1 Kristian Coates Ulrichsen, Insecure Gulf: The End of Certainty and the Transition to the Post-Oil Era (New York: Columbia University Press, 2011), p. 3.
2 David Held and Kristian Coates Ulrichsen, The Transformation of the Gulf: Politics, Economics and the Global Order (London: Routledge, 2012), p. 14.
3 An example includes the work of Andrew Rathmell, Theodore Karasik, and David Gompert, who as far back as 2003 were arguing that a viable security system in the Middle East needs to entail two synergetic components: a multilateralism that encompasses a GCC-Iran-Iraq balance of power and internal reforms within the GCC states. Andrew Rathmell, Theodore Karasik, and David Gompert, “A New Persian Gulf Security System,” Rand Issue Paper (2003), p. 10.
4 On the resource curse see Michael L. Ross, The Oil Curse: How Petroleum Wealth Shapes the Development of Nations (Princeton, NJ: Princeton University Press, 2012); on the rise of global cities along the Persian Gulf see Mehran Kamrava, ed., Gateways to the World: Port Cities in the Persian Gulf (New York: Oxford University Press, 2016).
5 Held and Ulrichsen, The Transformation of the Gulf, p. 8.
6 Ulrichsen, Insecure Gulf, p. 76.
7 U.S. Energy Information Administration, “Crude oil prices increased in 2017, and Brent-WTI spread widened,” (January 3, 2018), https://bit.ly/2UffpNv.
8 Anthony Cordesman, “The Coming Petroleum Revenues Crisis in the MENA,” Center for Strategic and International Studies (March 11, 2016): p. 2, https://bit.ly/2PBZHcu.
9 Ulrichsen, Insecure Gulf, p. 11.
10 The Iraqi Shia militia al-Muqawama al-Islamiyya is popularly known as al-Hashd Al-Shaabi (“the popular mobilization”). For a report on Iran’s alleged relationship with the Taliban, see Barbara Slavin, “Iran’s ‘marriage of convenience’ with Taliban,” Al-Monitor, May 31, 2016, https://bit.ly/2Eir0Xf.
11 Mohammad Ayoob, “The Iranian Nuclear Deal: Long-Term Implications for the Middle East,”
Insight Turkey, Vol. 17, No. 3 (Summer 2015): p. 50.
12 See Frederic Wehrey and Richard Sokolsky, “Imagining a New Security Order in the Persian Gulf” (Washington, DC: Carnegie Endowment for International Peace, 2015), p. 1.
13 Rathmell, Karasik, and Gompert, “A New Persian Gulf Security System,” p. 5.
14 Caspar Weinberger, “A Report to the Congress on Security Arrangements in the Persian Gulf,” United States Department of Defense, June 15, 1987, p. 1.
15 Gary Sick, “US Persian Gulf Policy in Obama’s Second Term.” Gary’s Choices, March 19, 2013, https:\bit.ly\2Gcz2U9.
16 Anoushiravan Ehteshami, “Making Foreign Policy in the Midst of Turmoil,” in Raymond Hinnebusch and Anoushiravan Ehteshami, eds., The Foreign Policies of Middle East States, second ed. (Boulder, CO: Lynne Rienner, 2014), p. 349.

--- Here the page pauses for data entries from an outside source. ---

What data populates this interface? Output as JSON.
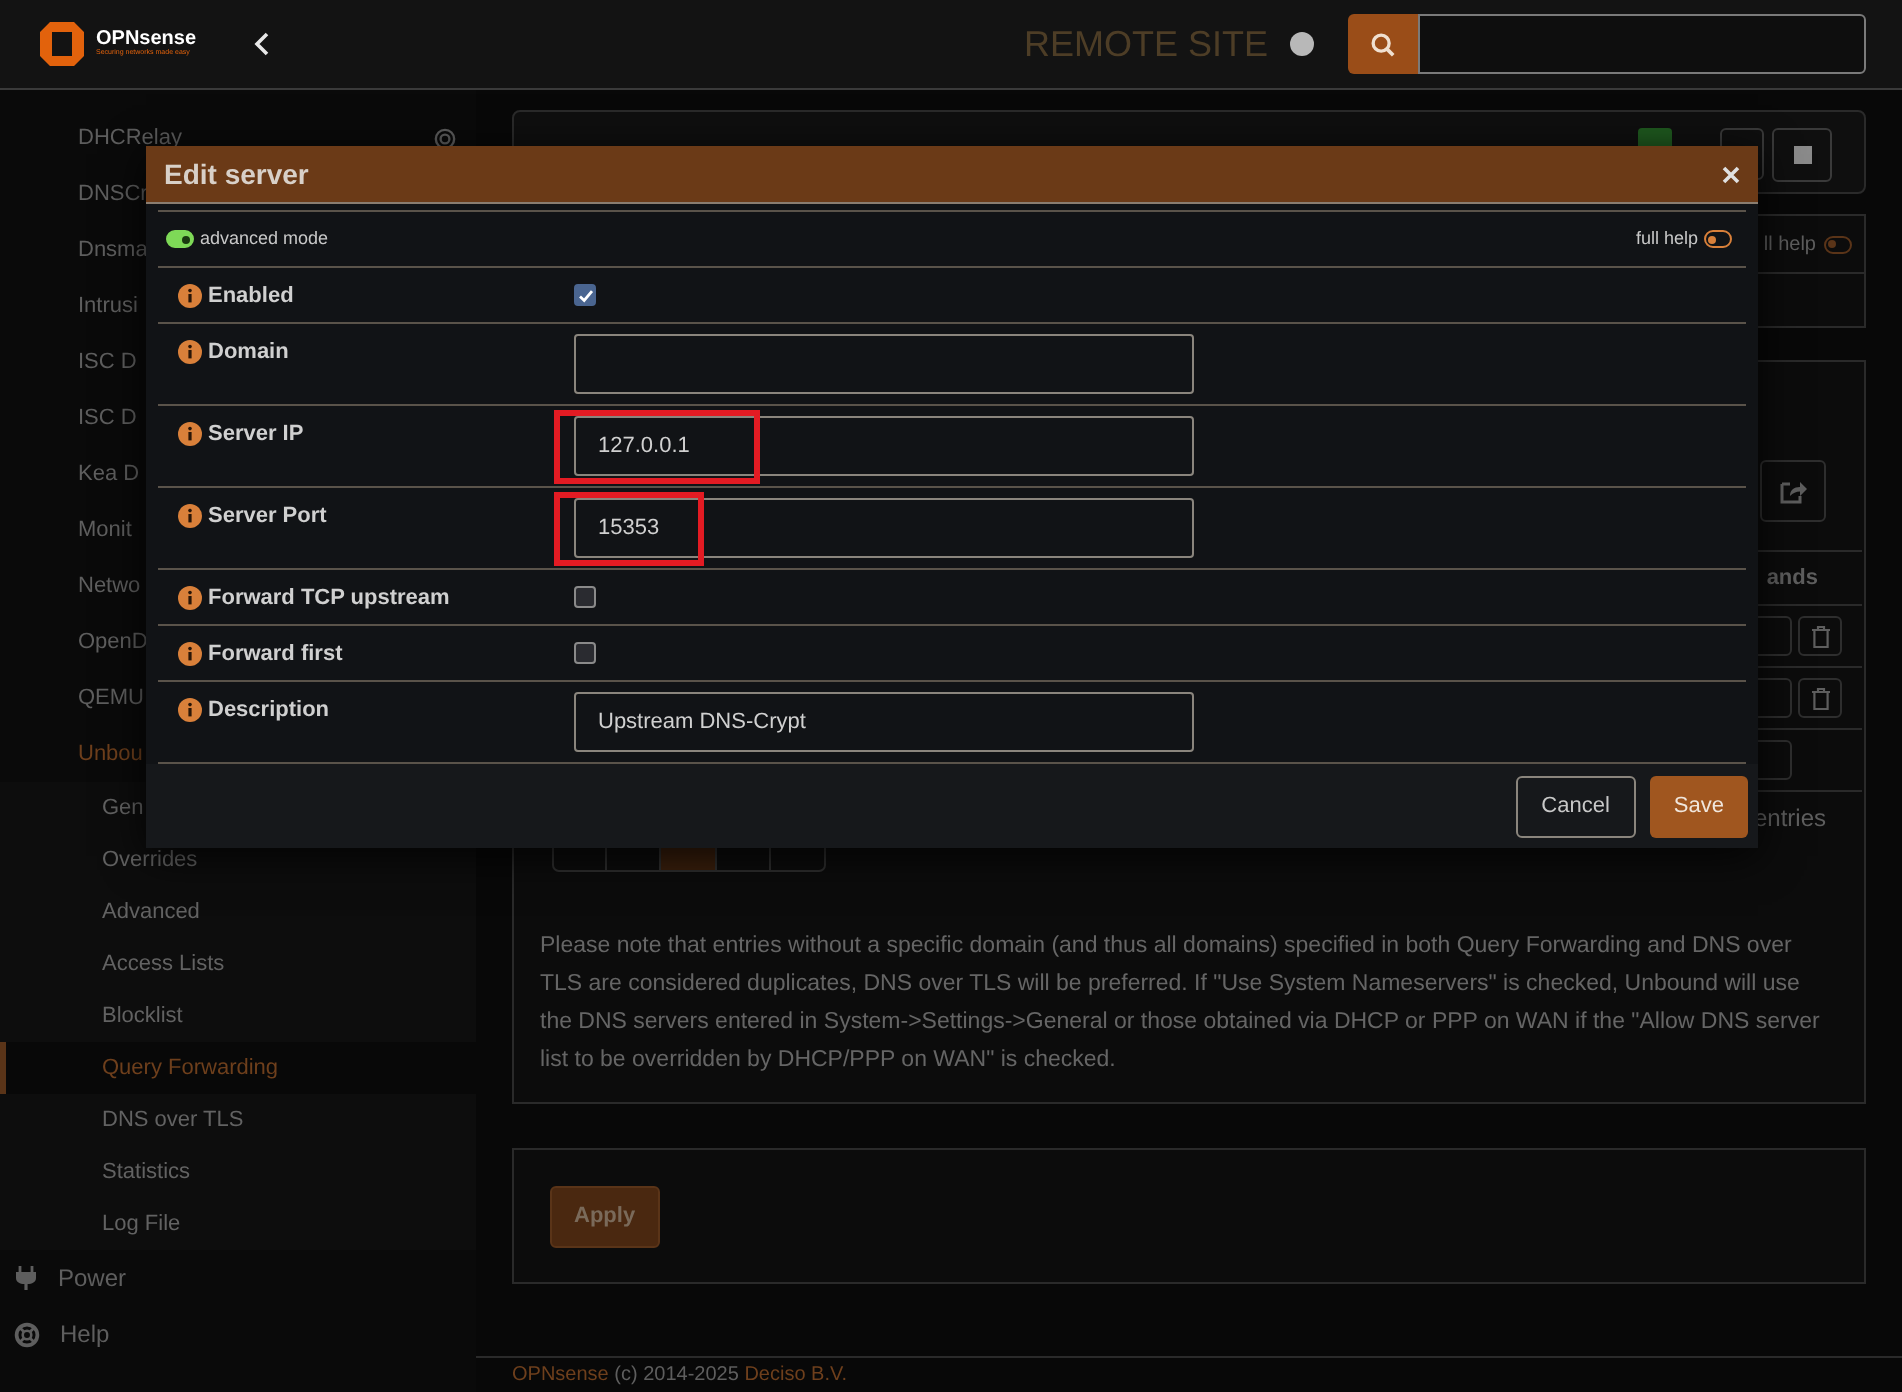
{
  "header": {
    "logo": {
      "name": "OPNsense",
      "tagline": "Securing networks made easy"
    },
    "site": "REMOTE SITE"
  },
  "sidebar": {
    "items": [
      {
        "label": "DHCRelay",
        "selected": false
      },
      {
        "label": "DNSCr",
        "selected": false
      },
      {
        "label": "Dnsma",
        "selected": false
      },
      {
        "label": "Intrusi",
        "selected": false
      },
      {
        "label": "ISC D",
        "selected": false
      },
      {
        "label": "ISC D",
        "selected": false
      },
      {
        "label": "Kea D",
        "selected": false
      },
      {
        "label": "Monit",
        "selected": false
      },
      {
        "label": "Netwo",
        "selected": false
      },
      {
        "label": "OpenD",
        "selected": false
      },
      {
        "label": "QEMU",
        "selected": false
      },
      {
        "label": "Unbou",
        "selected": true,
        "children": [
          {
            "label": "Gen",
            "selected": false
          },
          {
            "label": "Overrides",
            "selected": false
          },
          {
            "label": "Advanced",
            "selected": false
          },
          {
            "label": "Access Lists",
            "selected": false
          },
          {
            "label": "Blocklist",
            "selected": false
          },
          {
            "label": "Query Forwarding",
            "selected": true
          },
          {
            "label": "DNS over TLS",
            "selected": false
          },
          {
            "label": "Statistics",
            "selected": false
          },
          {
            "label": "Log File",
            "selected": false
          }
        ]
      }
    ],
    "sections": [
      {
        "label": "Power"
      },
      {
        "label": "Help"
      }
    ]
  },
  "page": {
    "help_toggle": {
      "label": "ll help",
      "on": false
    },
    "table": {
      "header": "ands"
    },
    "entries": "entries",
    "note": "Please note that entries without a specific domain (and thus all domains) specified in both Query Forwarding and DNS over TLS are considered duplicates, DNS over TLS will be preferred. If \"Use System Nameservers\" is checked, Unbound will use the DNS servers entered in System->Settings->General or those obtained via DHCP or PPP on WAN if the \"Allow DNS server list to be overridden by DHCP/PPP on WAN\" is checked.",
    "apply": "Apply"
  },
  "footer": {
    "brand": "OPNsense",
    "copyright": "(c) 2014-2025",
    "company": "Deciso B.V."
  },
  "dialog": {
    "title": "Edit server",
    "advanced_mode": {
      "label": "advanced mode",
      "on": true
    },
    "full_help": {
      "label": "full help",
      "on": false
    },
    "fields": [
      {
        "kind": "checkbox",
        "label": "Enabled",
        "checked": true
      },
      {
        "kind": "text",
        "label": "Domain",
        "highlighted": false
      },
      {
        "kind": "text",
        "label": "Server IP",
        "value": "127.0.0.1",
        "highlighted": true
      },
      {
        "kind": "text",
        "label": "Server Port",
        "value": "15353",
        "highlighted": true
      },
      {
        "kind": "checkbox",
        "label": "Forward TCP upstream",
        "checked": false
      },
      {
        "kind": "checkbox",
        "label": "Forward first",
        "checked": false
      },
      {
        "kind": "text",
        "label": "Description",
        "value": "Upstream DNS-Crypt",
        "highlighted": false
      }
    ],
    "buttons": {
      "cancel": "Cancel",
      "save": "Save"
    }
  }
}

17 Jim Lobe, “The Neocon-Liberal Hawk Convergence Is Worse Than I Thought,” LobeLog, May 25, 2016, https://bit.ly/2SIuaHP.
18 Rathmell, Karasik, and Gompert, “A New Persian Gulf Security System,” pp. 1-2.
19 Ibid., p. 7.
20 Robert E. Hunter, “Securing the Persian Gulf: Diplomacy, Not Arms,” December 18, 2013, https://bit.ly/2EqpeEz.
21 Sick, “US Persian Gulf Policy in Obama’s Second Term.”
22 Michael Ryan Kraig, “Forging a New Security Order for the Persian Gulf,” Policy Analysis Brief, The Stanley Foundation (January 2006): p. 13.
23 Wehrey and Sokolsky, Imagining a New Security Order in the Persian Gulf.
24 Michael Kraig, “Assessing Alternative Security Frameworks for the Persian Gulf,” Middle East Policy, Vol. 15, No. 3 (Fall 2004): p. 154.